Footage from police body cameras would be exempt from Missouri’s open records law if a bill moving through the Missouri Senate becomes law.
Senate Bill 331, sponsored by state Sen. Doug Libla, R-Poplar Bluff, would exempt any video or audio attached to an officer’s body, car, boat or aircraft from being a public record. It would also prohibit the state from requiring police to wear body cameras, leaving it up to local departments instead. The Senate Transportation, Infrastructure and Public Safety committee heard testimony on the bill Wednesday.
After the committee hearing, Libla said that the bill is meant to create a “check and balance” on the public’s access to the video and to avoid invasions of privacy.
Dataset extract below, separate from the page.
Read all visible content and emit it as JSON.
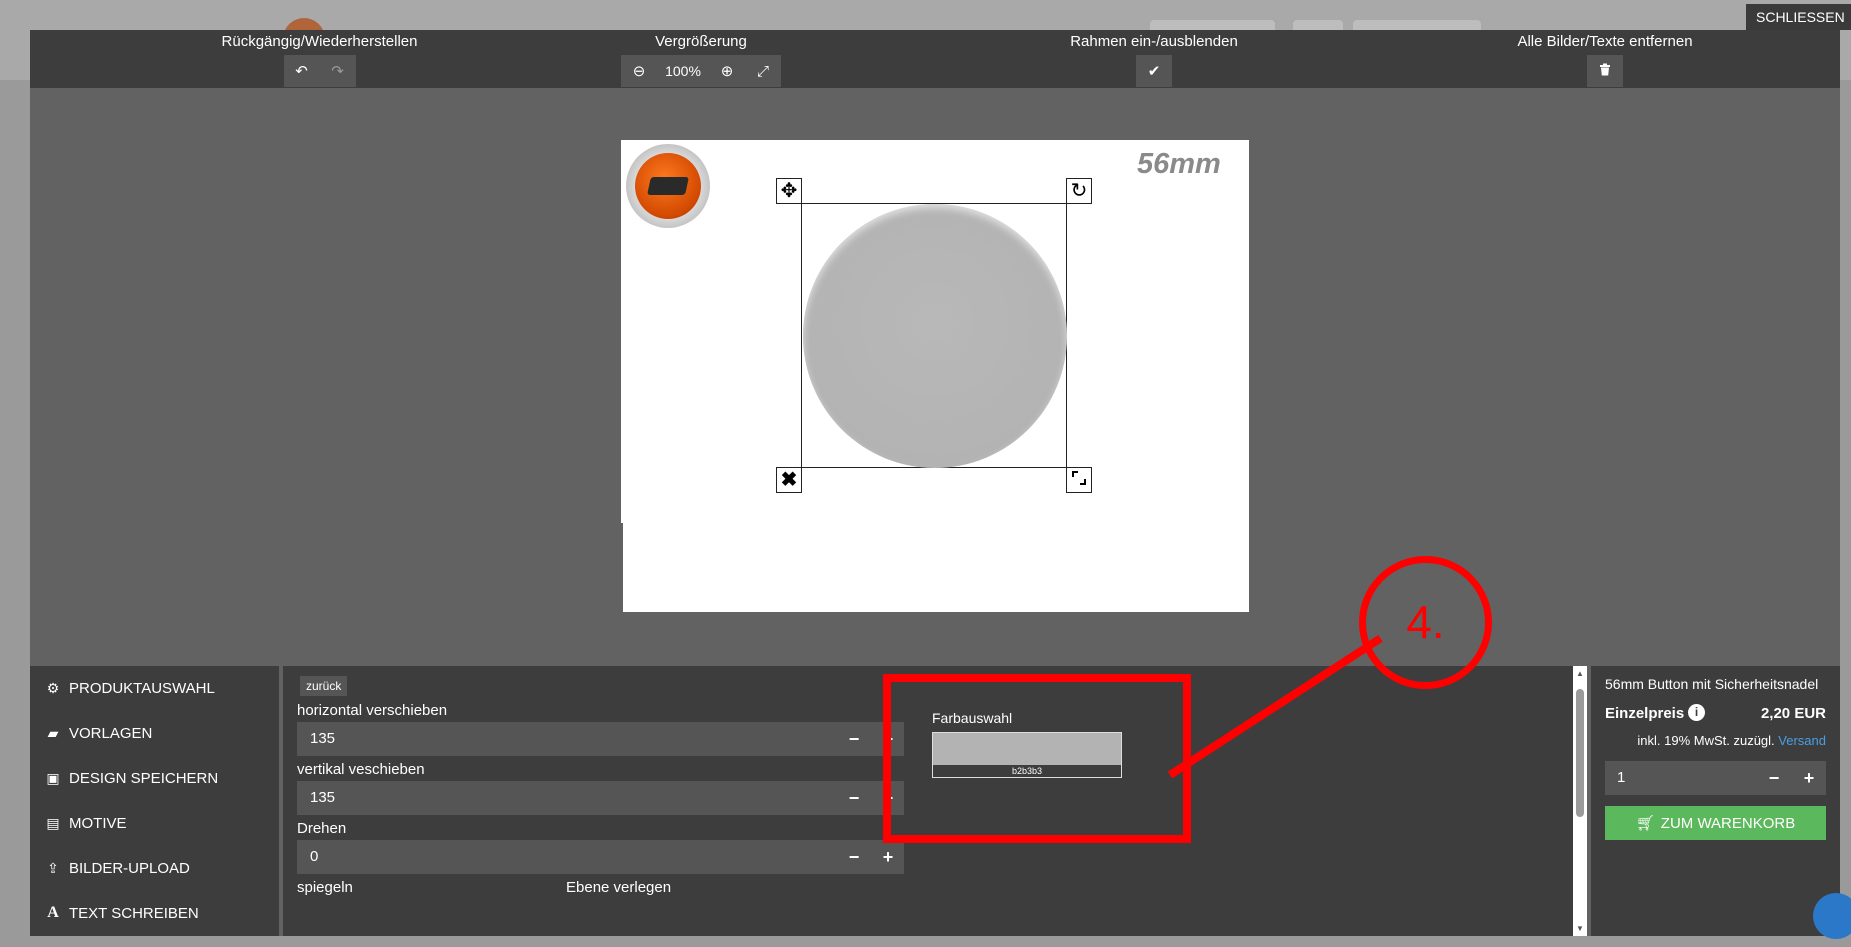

“You know when you need to go into a residence, you’re videoing everything in the person’s house,” Libla said. “There’s just no end to it. There needs to be a manner for that to be controlled and to be accessed.”
John Chasnoff of Drone Free St. Louis said his group supports the bill’s provision to bar the state from mandating body cameras but suggested guidelines for body cameras instead of a “blanket prohibition” on access to the video.
Chasnoff outlined a few possible guidelines:
- Body cameras should be left on whenever interacting with the public
- Officers must notify people when the cameras are recording
- Officers should receive the consent of crime victims and residents when they enter homes
- There needs to be discretionary use of the cameras when police are interviewing witnesses
- There should be no secretive recording during events such as protests
- Cameras should be prohibited when police are interviewing confidential informants or conducting strip searches
Other groups, such as the Missouri Fraternal Order of Police, also supported the bill’s provision to allow local departments to decide on the use of body cameras, citing cost concerns. Kevin Ahlbrand, the group’s president, said the St. Louis Police Department determined it would cost $8.9 million a year to use the cameras and store the data.
But Doug Crews, executive director of the Missouri Press Association, said the bill could create an environment of mistrust.
“We should not be a state where secret police records are the norm,” Crews said. “Because refusing to release records can only lead to mistrust in law enforcement and a belief that something is being hidden.”
Jasmin Maurer of the Don't Shoot Coalition said questioned restricting the public access to footage from police cameras.
"By not making this video public record, it seems almost useless to have body cameras when the purpose of a body camera is to create a system so that we can go back and look and see what happened."
Gov. Jay Nixon, a Democrat, weighed in on the issue when he was in St. Louis and talking about the role of the National Guard.
"Clearly, some issues need to be worked through in the legislature about cameras and public," said Nixon. "Those are issues that are best handled as you move through the legislative process to strike the right balance. Certainly there are situations where (cameras) should be and situations where they shouldn’t be. As you all in the media (know), you have not seen any national pictures of the beheadings by ISIS. I mean, there are times when you have to have not just a switch on and off. That’s what the legislative process is all about. I’m hopeful this year they have hearings and have a process to get us to a reasonable policy there."
State Sen. Maria Chappelle-Nadal, D-St. Louis, proposed a bill earlier this month to require body cameras on all law enforcement officers.
The committee took no action on the bill Wednesday.